The records that follow are to be given again exactly, with their pictures omitted.

== Data about app and page elements ==

******************************

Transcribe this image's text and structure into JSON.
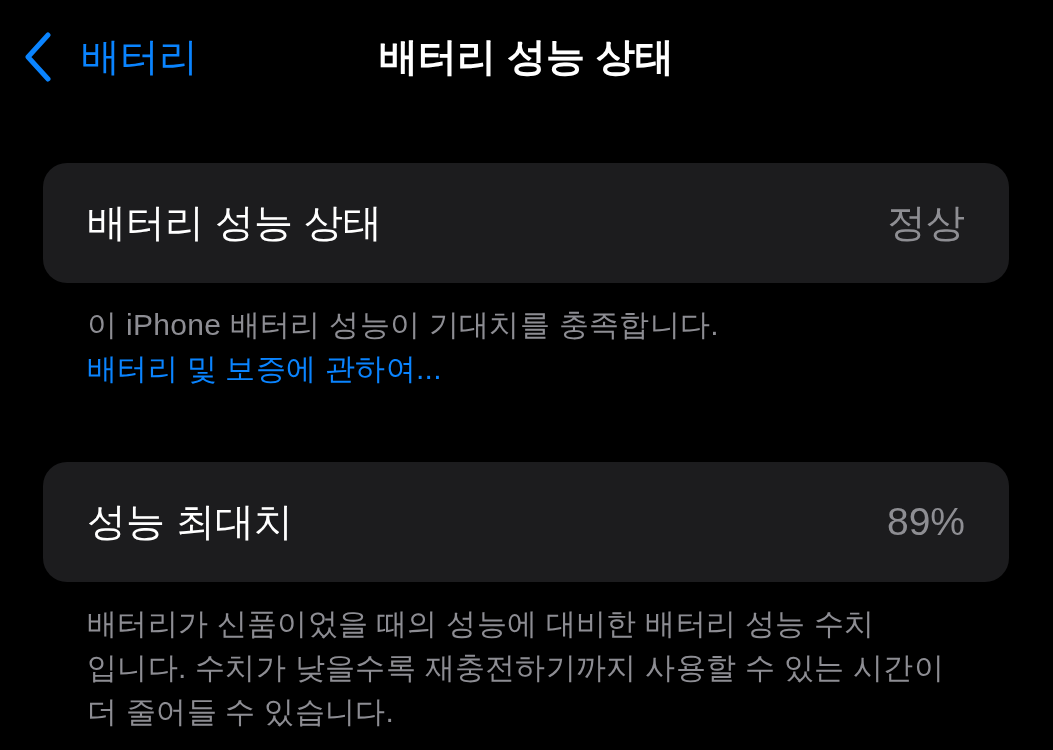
{
  "nav_bar": {
    "back_label": "배터리",
    "title": "배터리 성능 상태"
  },
  "sections": [
    {
      "label": "배터리 성능 상태",
      "value": "정상",
      "footer": "이 iPhone 배터리 성능이 기대치를 충족합니다.",
      "footer_link": "배터리 및 보증에 관하여..."
    },
    {
      "label": "성능 최대치",
      "value": "89%",
      "footer": "배터리가 신품이었을 때의 성능에 대비한 배터리 성능 수치 입니다. 수치가 낮을수록 재충전하기까지 사용할 수 있는 시간이 더 줄어들 수 있습니다."
    }
  ]
}
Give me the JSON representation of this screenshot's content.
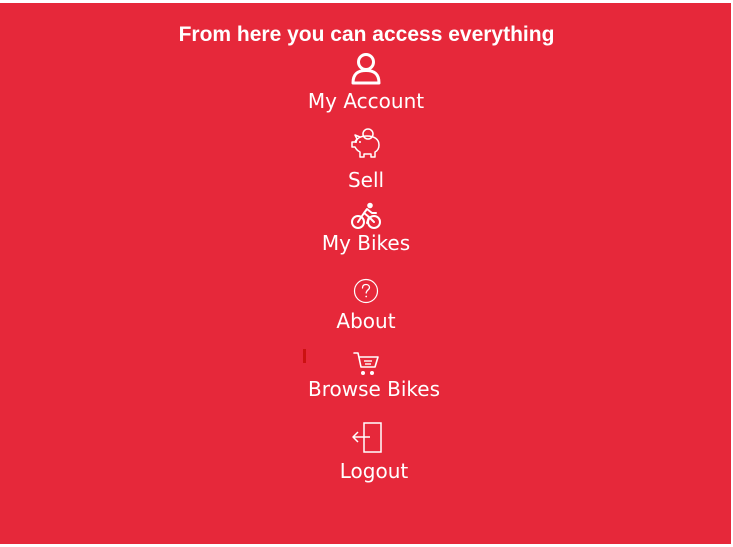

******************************

== TASK RESULT ==
Transcribe this image's text and structure into JSON.
{
  "nav_bar": {
    "back_label": "배터리",
    "title": "배터리 성능 상태"
  },
  "sections": [
    {
      "label": "배터리 성능 상태",
      "value": "정상",
      "footer": "이 iPhone 배터리 성능이 기대치를 충족합니다.",
      "footer_link": "배터리 및 보증에 관하여..."
    },
    {
      "label": "성능 최대치",
      "value": "89%",
      "footer": "배터리가 신품이었을 때의 성능에 대비한 배터리 성능 수치 입니다. 수치가 낮을수록 재충전하기까지 사용할 수 있는 시간이 더 줄어들 수 있습니다."
    }
  ]
}
Give me the JSON representation of this screenshot's content.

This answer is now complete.